(Entries from a dataset of interfaces)

>>>>

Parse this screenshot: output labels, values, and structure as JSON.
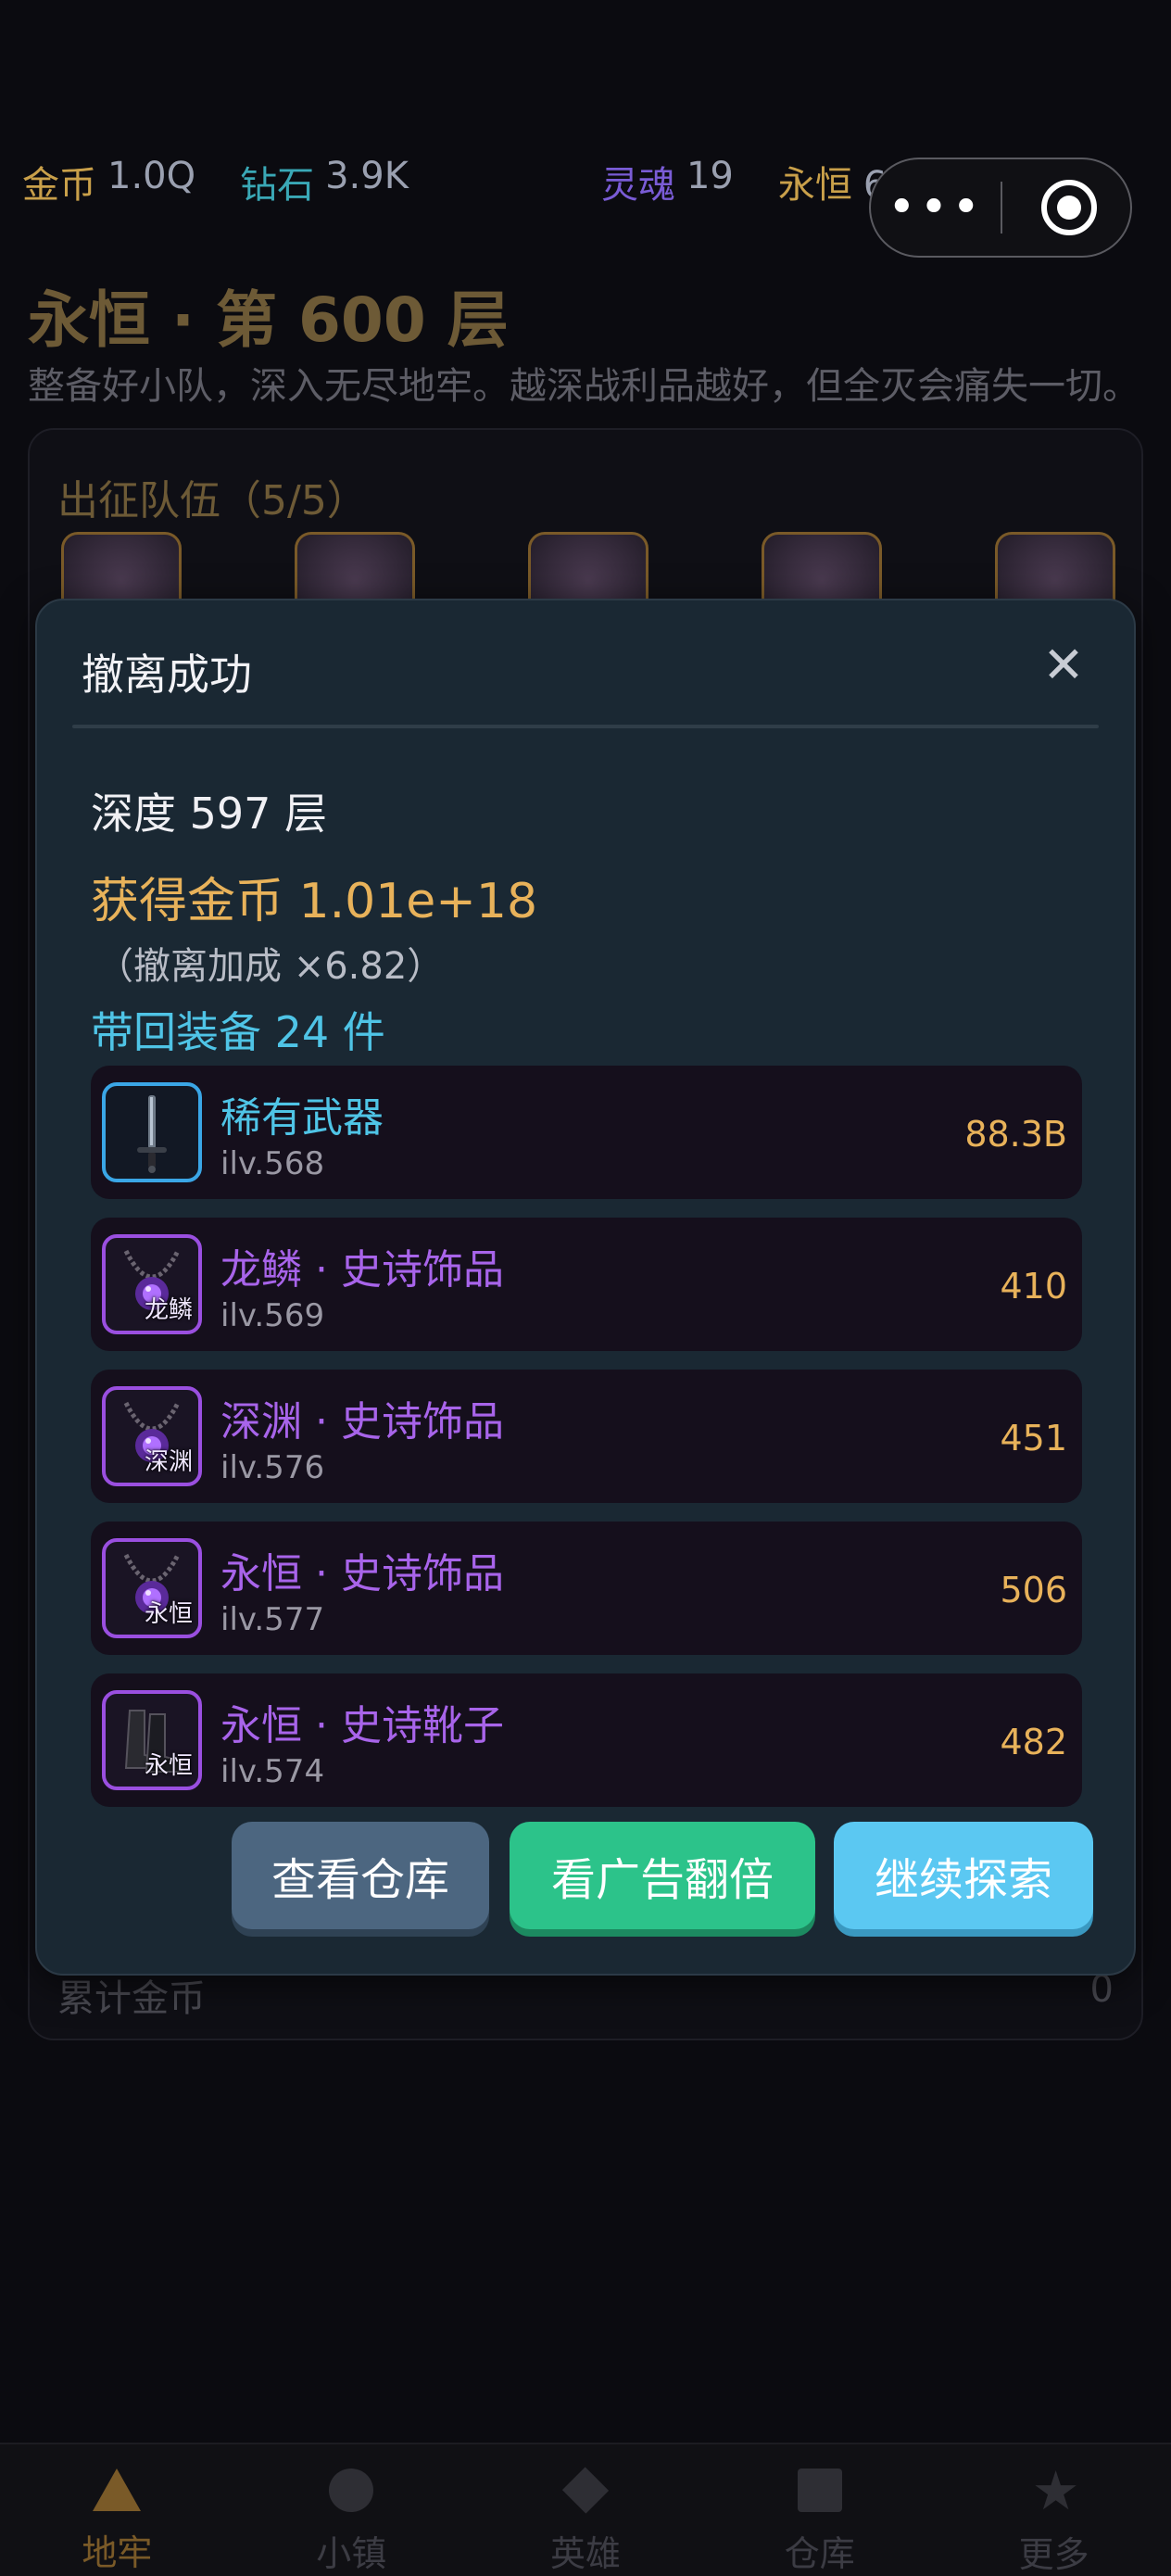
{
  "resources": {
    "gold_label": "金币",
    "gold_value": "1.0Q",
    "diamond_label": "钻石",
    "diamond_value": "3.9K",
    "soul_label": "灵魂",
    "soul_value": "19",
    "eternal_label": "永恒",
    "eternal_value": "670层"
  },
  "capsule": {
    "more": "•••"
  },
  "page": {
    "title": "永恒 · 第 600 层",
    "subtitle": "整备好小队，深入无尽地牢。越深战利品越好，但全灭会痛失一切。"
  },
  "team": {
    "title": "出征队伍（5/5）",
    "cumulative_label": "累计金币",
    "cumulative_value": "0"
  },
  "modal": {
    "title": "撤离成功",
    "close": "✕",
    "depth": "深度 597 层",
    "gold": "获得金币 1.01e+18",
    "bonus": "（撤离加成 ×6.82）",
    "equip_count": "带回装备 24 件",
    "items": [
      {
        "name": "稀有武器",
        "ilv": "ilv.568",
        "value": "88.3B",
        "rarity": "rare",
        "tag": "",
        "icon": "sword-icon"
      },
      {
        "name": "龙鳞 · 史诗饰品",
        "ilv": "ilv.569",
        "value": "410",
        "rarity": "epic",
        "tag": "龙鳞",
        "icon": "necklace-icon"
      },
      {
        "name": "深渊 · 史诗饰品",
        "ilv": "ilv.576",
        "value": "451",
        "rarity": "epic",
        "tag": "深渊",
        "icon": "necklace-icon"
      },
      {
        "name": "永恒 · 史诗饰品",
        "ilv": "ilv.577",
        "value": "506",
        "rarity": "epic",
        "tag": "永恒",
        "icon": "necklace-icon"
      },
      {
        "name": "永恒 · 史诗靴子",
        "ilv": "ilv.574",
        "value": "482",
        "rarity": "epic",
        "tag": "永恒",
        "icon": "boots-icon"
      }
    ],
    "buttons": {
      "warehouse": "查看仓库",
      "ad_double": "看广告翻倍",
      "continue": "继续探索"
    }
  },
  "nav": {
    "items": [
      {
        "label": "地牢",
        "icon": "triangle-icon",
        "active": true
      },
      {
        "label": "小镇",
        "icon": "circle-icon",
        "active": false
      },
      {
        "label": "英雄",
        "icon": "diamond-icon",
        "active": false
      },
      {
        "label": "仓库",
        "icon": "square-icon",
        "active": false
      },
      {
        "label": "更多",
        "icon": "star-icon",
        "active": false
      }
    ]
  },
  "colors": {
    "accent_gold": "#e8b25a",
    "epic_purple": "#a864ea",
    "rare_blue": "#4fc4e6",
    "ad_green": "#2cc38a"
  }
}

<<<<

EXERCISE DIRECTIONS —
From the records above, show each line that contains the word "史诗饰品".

EXERCISE SOLUTION —
        "name": "龙鳞 · 史诗饰品",
        "name": "深渊 · 史诗饰品",
        "name": "永恒 · 史诗饰品",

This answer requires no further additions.